How do I foreshadow the Big Bad (without leaving too large a trail of clues so that they realize it too soon after the campaign starts) so there’s not that same anticipation, but not so vague that they get frustrated?

Does casting the Detect Evil and Good spell on a killed monster reveal anything?

If I kill some kind of evil creature like a zombie, chuck it into a shallow grave and burn its remains, would casting detect evil and good on the skeletal remains reveal anything?

Or do destroyed/slain monsters immediately stop registering for such effects?

The spell does not specify if the creature needs to be alive, dead, or whole. However, it may cease to be considered a creature if it is dead; I do not know.

The detect evil and good spell description reads:

For the duration, you know if there is an aberration, celestial, elemental, fey, fiend, or undead within 30 feet of you, as well as where the creature is located. Similarly, you know if there is a place or object within 30 feet of you that has been magically consecrated or desecrated.

Additionally, would you know that it was undead? Or just that it is one of those types of monster?

Also, does it remain ‘undead’? Once undead, always undead?

I assume this spell only reveals if the monster is one of the types in the list (not which one?), and not alignment like I think perhaps past editions of D&D have done.

How much information should the GM reveal with a Legend Lore spell?

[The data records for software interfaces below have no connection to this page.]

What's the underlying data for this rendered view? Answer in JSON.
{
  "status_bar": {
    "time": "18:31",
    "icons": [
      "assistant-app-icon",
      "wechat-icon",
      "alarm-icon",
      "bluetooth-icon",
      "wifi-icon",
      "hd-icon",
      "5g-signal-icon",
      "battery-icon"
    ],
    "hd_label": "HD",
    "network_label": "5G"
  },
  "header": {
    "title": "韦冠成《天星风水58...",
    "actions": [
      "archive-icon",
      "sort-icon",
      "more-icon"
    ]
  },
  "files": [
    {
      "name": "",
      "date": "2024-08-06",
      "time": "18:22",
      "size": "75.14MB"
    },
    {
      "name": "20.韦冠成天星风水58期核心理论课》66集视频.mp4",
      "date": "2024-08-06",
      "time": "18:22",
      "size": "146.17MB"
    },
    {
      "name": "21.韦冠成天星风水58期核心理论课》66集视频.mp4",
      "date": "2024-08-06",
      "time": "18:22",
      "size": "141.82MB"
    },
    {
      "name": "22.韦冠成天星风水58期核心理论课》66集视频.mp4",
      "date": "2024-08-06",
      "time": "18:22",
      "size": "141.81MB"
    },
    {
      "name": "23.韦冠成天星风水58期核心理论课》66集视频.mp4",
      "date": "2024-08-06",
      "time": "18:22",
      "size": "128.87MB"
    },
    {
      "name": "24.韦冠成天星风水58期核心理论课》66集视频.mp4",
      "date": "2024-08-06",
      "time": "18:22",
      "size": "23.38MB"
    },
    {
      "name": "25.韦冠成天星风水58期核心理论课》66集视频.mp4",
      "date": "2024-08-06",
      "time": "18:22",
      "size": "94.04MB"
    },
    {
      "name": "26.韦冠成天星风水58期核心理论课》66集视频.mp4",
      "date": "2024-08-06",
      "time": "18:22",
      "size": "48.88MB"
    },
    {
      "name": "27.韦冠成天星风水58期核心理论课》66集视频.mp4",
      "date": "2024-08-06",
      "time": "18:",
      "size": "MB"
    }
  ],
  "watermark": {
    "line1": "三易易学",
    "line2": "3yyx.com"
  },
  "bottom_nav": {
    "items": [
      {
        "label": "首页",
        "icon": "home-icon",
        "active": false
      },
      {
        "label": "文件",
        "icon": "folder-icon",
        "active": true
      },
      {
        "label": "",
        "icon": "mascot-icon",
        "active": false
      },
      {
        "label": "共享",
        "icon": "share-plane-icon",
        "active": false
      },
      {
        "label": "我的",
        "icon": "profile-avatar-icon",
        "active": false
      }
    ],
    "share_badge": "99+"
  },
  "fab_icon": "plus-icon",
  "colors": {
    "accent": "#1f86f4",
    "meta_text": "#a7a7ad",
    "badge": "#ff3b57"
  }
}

The PCs decided they want a minor artifact (deck of many things) and decided to cast a Legend Lore to get information about it. They intend to barter, but if it stands within the grasp of an evil NPC, to take it by force.

How much information should I give them? How tough should I make their quest?

Obs.: I have no restraints about them getting the deck or suffering the consequences. Actually it is a very fun item and I would have no problem in adequating the campaign. I can already predict lots of laughs from misfortunes or satisfaction from fortunes.

Obs. 2: the group is quite accomplished and the best PCs (who haven’t died yet) are level 16 right now.